## WORKING DATA
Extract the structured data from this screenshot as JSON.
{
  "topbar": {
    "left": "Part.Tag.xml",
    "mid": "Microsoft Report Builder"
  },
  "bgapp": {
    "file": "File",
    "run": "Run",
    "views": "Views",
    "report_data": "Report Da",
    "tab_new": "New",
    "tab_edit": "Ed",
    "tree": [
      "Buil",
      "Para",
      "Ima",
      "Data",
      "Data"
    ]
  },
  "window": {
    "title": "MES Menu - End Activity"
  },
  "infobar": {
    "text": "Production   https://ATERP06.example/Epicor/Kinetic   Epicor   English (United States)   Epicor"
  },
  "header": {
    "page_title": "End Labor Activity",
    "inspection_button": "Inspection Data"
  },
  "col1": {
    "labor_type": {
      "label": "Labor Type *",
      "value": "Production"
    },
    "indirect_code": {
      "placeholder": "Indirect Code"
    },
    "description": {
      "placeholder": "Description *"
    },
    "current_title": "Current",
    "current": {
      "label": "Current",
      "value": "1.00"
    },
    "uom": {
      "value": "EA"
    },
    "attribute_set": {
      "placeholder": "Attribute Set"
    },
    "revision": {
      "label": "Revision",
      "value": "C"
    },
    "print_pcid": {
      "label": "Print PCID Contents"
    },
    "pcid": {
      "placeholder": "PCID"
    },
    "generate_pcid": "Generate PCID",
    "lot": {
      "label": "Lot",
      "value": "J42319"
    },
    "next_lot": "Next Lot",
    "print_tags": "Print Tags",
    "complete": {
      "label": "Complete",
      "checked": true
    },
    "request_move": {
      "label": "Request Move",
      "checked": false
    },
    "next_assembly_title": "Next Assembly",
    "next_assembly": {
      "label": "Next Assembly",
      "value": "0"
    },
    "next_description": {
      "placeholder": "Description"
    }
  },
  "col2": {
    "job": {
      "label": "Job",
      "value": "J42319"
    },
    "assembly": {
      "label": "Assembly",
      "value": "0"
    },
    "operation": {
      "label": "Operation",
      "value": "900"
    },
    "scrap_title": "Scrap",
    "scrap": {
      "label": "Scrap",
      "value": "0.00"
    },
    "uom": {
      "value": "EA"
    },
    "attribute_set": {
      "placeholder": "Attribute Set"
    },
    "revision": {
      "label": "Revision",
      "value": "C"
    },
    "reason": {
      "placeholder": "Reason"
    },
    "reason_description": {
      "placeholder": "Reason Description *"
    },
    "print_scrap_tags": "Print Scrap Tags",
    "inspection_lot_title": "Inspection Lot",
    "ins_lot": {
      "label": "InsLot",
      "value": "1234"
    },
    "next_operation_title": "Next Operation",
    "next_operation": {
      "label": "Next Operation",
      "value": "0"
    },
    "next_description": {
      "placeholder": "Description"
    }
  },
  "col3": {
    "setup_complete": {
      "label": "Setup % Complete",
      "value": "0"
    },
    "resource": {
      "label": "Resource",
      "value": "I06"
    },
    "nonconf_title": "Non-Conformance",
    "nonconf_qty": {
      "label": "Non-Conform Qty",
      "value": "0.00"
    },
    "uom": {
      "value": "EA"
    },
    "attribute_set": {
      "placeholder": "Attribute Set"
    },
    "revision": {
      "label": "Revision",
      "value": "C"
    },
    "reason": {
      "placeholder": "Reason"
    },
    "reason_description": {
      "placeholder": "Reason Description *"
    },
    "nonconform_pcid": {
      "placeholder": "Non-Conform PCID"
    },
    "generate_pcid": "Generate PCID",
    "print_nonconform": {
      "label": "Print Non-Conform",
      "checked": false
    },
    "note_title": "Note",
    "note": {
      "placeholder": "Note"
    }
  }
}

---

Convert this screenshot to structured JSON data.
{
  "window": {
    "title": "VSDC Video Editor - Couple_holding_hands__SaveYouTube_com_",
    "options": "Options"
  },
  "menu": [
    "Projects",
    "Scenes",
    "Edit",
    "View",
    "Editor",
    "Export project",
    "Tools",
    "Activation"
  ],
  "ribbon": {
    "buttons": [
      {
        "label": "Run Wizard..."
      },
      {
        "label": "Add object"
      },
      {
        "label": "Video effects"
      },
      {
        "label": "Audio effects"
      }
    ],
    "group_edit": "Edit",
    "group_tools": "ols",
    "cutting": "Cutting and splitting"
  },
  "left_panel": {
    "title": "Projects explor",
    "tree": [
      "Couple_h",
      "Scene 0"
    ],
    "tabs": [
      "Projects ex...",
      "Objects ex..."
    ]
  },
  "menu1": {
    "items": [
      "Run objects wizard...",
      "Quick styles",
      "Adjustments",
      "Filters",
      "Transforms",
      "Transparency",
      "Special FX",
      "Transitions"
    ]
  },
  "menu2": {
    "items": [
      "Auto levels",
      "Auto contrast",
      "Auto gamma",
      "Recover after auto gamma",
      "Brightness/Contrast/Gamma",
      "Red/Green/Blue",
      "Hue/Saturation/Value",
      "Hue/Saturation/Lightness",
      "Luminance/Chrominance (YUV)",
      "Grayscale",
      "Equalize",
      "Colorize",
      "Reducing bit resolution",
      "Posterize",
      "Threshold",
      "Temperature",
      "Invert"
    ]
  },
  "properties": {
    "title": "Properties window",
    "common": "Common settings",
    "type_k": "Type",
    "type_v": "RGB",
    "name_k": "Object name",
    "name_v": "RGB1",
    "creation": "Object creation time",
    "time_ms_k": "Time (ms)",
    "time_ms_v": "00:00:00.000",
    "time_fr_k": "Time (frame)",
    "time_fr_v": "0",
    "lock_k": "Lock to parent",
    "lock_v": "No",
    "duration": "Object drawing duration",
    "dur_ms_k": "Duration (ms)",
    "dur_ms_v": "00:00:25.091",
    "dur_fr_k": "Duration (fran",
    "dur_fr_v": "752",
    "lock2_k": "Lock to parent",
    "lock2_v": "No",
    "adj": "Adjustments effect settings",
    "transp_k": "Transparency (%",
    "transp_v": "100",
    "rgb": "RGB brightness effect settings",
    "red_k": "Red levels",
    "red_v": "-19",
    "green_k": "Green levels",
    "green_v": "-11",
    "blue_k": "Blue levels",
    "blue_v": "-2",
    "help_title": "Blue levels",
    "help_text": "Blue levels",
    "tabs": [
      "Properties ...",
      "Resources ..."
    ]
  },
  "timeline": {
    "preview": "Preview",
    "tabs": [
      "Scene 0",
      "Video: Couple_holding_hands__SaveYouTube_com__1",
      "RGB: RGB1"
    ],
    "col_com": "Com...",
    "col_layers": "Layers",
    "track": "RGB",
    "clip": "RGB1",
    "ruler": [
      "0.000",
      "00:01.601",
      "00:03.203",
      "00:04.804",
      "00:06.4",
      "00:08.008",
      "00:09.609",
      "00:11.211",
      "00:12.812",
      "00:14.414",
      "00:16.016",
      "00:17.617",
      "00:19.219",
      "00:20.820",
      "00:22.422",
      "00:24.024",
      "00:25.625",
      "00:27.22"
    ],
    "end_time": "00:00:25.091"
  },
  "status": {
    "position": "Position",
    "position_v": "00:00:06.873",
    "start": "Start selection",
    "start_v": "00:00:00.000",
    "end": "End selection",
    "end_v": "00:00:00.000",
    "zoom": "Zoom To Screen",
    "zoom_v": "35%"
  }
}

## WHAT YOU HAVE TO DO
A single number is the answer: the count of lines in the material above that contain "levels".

## EXPECTED OUTPUT
6